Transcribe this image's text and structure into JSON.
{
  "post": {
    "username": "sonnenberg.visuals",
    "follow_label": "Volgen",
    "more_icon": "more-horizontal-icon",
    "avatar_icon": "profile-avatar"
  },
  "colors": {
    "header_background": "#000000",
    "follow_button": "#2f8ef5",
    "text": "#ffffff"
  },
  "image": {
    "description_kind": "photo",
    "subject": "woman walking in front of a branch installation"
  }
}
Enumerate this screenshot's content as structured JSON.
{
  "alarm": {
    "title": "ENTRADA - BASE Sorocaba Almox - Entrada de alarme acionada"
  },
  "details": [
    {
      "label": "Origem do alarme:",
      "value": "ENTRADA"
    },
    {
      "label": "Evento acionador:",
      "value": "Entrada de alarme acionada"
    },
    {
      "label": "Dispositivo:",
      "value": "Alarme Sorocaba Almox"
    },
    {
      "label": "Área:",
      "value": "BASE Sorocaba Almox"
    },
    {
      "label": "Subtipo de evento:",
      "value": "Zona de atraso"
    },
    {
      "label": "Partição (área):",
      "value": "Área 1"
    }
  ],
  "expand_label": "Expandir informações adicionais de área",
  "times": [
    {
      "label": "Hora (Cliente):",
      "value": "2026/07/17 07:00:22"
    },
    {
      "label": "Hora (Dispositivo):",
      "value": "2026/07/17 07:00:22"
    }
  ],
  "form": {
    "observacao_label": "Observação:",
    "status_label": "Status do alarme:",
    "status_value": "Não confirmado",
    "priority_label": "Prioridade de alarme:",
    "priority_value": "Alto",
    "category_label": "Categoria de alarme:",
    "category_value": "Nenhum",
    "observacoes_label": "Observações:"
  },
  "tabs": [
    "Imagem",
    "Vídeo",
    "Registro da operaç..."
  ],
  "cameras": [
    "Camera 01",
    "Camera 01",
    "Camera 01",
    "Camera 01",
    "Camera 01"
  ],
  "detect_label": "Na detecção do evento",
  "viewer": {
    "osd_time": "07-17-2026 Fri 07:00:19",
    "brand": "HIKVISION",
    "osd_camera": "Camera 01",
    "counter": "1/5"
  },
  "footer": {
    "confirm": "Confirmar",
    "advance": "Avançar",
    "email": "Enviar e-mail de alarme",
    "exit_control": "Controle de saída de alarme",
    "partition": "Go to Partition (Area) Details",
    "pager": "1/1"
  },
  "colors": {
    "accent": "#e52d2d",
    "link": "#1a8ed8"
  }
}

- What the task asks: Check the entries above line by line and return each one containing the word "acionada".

- Answer to this exercise:
    "title": "ENTRADA - BASE Sorocaba Almox - Entrada de alarme acionada"
      "value": "Entrada de alarme acionada"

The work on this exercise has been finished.